■ YOUR INSTRUCTIONS:
Below are some records; each one is to be set down again exactly.

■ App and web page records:
━━━━━━━━━━━━━━━━━━━━
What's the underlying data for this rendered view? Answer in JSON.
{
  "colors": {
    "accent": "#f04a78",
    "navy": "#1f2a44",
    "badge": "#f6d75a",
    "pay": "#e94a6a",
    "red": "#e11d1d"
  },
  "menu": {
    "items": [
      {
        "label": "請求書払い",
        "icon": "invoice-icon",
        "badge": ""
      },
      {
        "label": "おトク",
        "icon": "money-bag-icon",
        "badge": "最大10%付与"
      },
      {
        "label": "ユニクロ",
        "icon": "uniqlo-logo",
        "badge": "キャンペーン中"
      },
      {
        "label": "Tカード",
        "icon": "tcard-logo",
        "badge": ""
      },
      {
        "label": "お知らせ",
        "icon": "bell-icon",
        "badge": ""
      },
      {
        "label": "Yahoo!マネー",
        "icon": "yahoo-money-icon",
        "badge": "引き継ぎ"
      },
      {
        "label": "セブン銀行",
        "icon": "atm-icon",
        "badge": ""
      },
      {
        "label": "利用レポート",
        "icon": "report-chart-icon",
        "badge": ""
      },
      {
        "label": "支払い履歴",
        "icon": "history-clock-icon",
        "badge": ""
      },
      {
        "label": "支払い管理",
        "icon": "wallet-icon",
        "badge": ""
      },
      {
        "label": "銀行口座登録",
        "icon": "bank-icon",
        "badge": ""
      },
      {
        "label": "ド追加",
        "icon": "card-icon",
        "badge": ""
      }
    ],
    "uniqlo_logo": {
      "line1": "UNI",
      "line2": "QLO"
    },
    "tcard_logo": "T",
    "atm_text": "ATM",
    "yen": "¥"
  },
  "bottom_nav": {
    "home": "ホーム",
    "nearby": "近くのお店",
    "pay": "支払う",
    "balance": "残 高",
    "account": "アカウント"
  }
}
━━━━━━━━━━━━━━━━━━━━
■ RESULT OF THIS TASK:
What's the underlying data for this rendered view? Answer in JSON.
{
  "colors": {
    "accent": "#f04a78",
    "navy": "#1f2a44",
    "badge": "#f6d75a",
    "pay": "#e94a6a",
    "red": "#e11d1d"
  },
  "menu": {
    "items": [
      {
        "label": "請求書払い",
        "icon": "invoice-icon",
        "badge": ""
      },
      {
        "label": "おトク",
        "icon": "money-bag-icon",
        "badge": "最大10%付与"
      },
      {
        "label": "ユニクロ",
        "icon": "uniqlo-logo",
        "badge": "キャンペーン中"
      },
      {
        "label": "Tカード",
        "icon": "tcard-logo",
        "badge": ""
      },
      {
        "label": "お知らせ",
        "icon": "bell-icon",
        "badge": ""
      },
      {
        "label": "Yahoo!マネー",
        "icon": "yahoo-money-icon",
        "badge": "引き継ぎ"
      },
      {
        "label": "セブン銀行",
        "icon": "atm-icon",
        "badge": ""
      },
      {
        "label": "利用レポート",
        "icon": "report-chart-icon",
        "badge": ""
      },
      {
        "label": "支払い履歴",
        "icon": "history-clock-icon",
        "badge": ""
      },
      {
        "label": "支払い管理",
        "icon": "wallet-icon",
        "badge": ""
      },
      {
        "label": "銀行口座登録",
        "icon": "bank-icon",
        "badge": ""
      },
      {
        "label": "ド追加",
        "icon": "card-icon",
        "badge": ""
      }
    ],
    "uniqlo_logo": {
      "line1": "UNI",
      "line2": "QLO"
    },
    "tcard_logo": "T",
    "atm_text": "ATM",
    "yen": "¥"
  },
  "bottom_nav": {
    "home": "ホーム",
    "nearby": "近くのお店",
    "pay": "支払う",
    "balance": "残 高",
    "account": "アカウント"
  }
}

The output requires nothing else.